One train of thought makes this login appear alright.

Another makes it appear silly.

What would be the best way to implement a login screen where the user could either select a username or an email address ?

share|improve this question
Not asked, but whatever you do make sure you can always log in with a username. This to avoid confusion where your 'user name' is "" and your current working email address is "". Some sites fail this causing quite some confusion for people who do not write everything down. – Hennes Dec 20 '13 at 5:33
@Hennes ...which also means that it's necessary to be able to change the username, and users need to be identified internally by some other key (like a number). ["If you use an email address to create your account, we will always use it to contact you. You can change the address associated with your account at any time."] – Andrew Leach Dec 20 '13 at 6:28
up vote 12 down vote accepted

The goal is to make login as simple as possible for the user. Simply have two fields - one that allows them to enter either their username OR email address (labeled accordingly) and the other field for their password.

Simple login

share|improve this answer

There is no way to distinguish user name from email if I can enter user name identical to the email.

Then there are sites forbidding me from entering my email as user name by forbidding characters e.g. such as "@".

These sites are evil because they force me to invent a user name that is not taken and that I can remember as if password is not enough. At least I can take a nice password without worry it was taken. Then if I forget my username, I need to recover it too like password?

The less evil sites at least let me enter my Email as username. At least this is the one I can remember.

In my view, Usernames must die!

The best thing you can do for your users is to let them sign with Email only. Simple and clean.

There is too much mess from Usernames with no clear advantage over Email - here is my more detailed answer on the subject

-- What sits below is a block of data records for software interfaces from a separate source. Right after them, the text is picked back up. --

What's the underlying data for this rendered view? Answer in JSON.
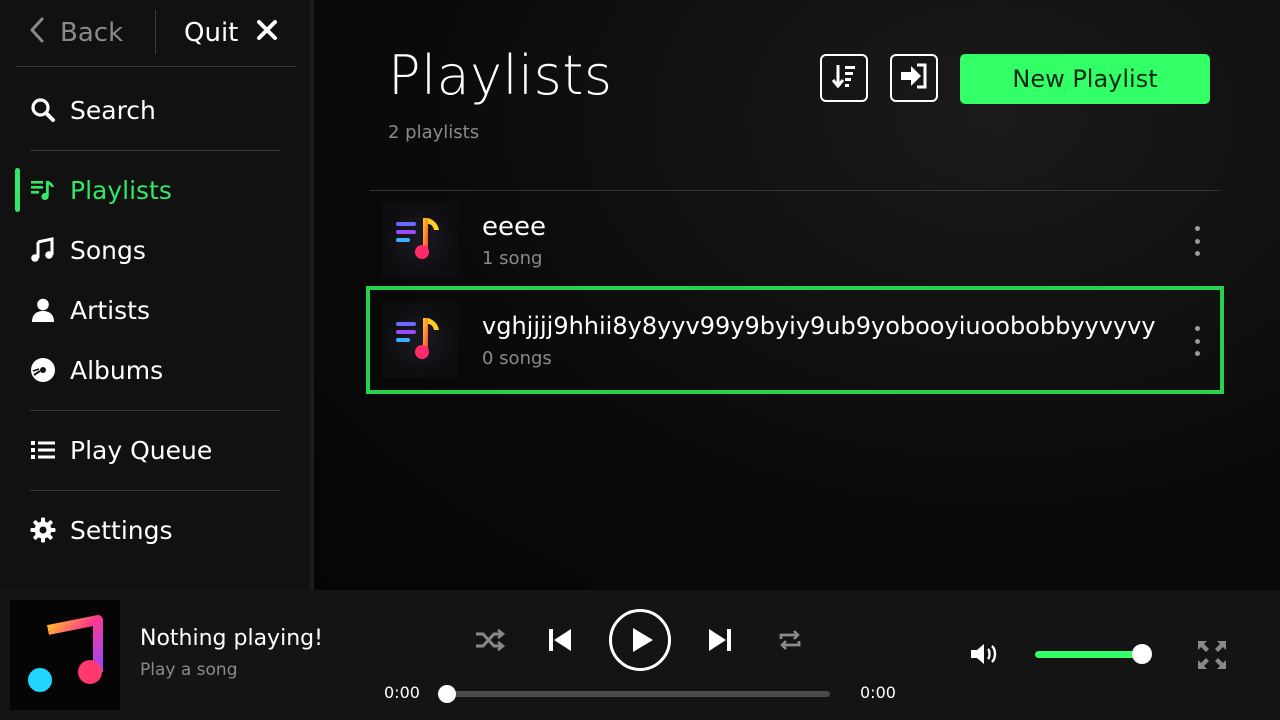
{
  "topnav": {
    "back_label": "Back",
    "quit_label": "Quit"
  },
  "sidebar": {
    "items": [
      {
        "label": "Search",
        "icon": "search-icon"
      },
      {
        "label": "Playlists",
        "icon": "playlist-music-icon",
        "active": true
      },
      {
        "label": "Songs",
        "icon": "music-note-icon"
      },
      {
        "label": "Artists",
        "icon": "person-icon"
      },
      {
        "label": "Albums",
        "icon": "disc-icon"
      },
      {
        "label": "Play Queue",
        "icon": "list-icon"
      },
      {
        "label": "Settings",
        "icon": "gear-icon"
      }
    ]
  },
  "header": {
    "title": "Playlists",
    "subtitle": "2 playlists",
    "new_playlist_label": "New Playlist",
    "sort_icon": "sort-icon",
    "import_icon": "import-icon"
  },
  "playlists": [
    {
      "name": "eeee",
      "count": "1 song"
    },
    {
      "name": "vghjjjj9hhii8y8yyv99y9byiy9ub9yobooyiuoobobbyyvyvy",
      "count": "0 songs",
      "selected": true
    }
  ],
  "player": {
    "title": "Nothing playing!",
    "subtitle": "Play a song",
    "elapsed": "0:00",
    "duration": "0:00",
    "progress": 0,
    "volume": 1.0
  },
  "colors": {
    "accent": "#33e868",
    "button_green": "#33ff66",
    "selection_outline": "#27d04f",
    "sidebar_bg": "#111111",
    "player_bg": "#141414"
  }
}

share|improve this answer
Heh. I got the opposite idea. email as username must die. Especially on sites which accept the username the first time, and the next time complain that it is not valid (e.g. vmware and hennes+vmware@....), thus forcing you to create a new account every time you need to log in. – Hennes Dec 20 '13 at 17:42
@Hennes Have you checked my link where I listed many arguments? Please list your arguments and I will be happy to discuss. – Dmitri Zaitsev Dec 21 '13 at 1:33
Really both should be supported, because there are perfectly valid reasons for users to prefer either one. – Nick Coad Jun 11 '15 at 23:09
@gnack Would love to know those perfectly valid reasons – Dmitri Zaitsev Jun 16 '15 at 5:36
@DmitriZaitsev plenty of people (including myself) prefer the brevity afforded by typing a short username instead of an email address. – Nick Coad Jun 17 '15 at 0:52

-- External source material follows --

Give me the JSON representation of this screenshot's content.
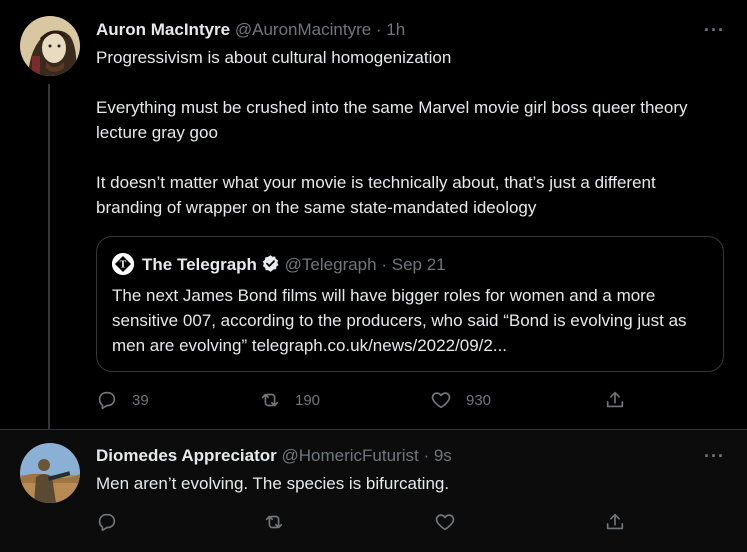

Your Answer


By posting your answer, you agree to the privacy policy and terms of service.

Not the answer you're looking for? Browse other questions tagged or ask your own question.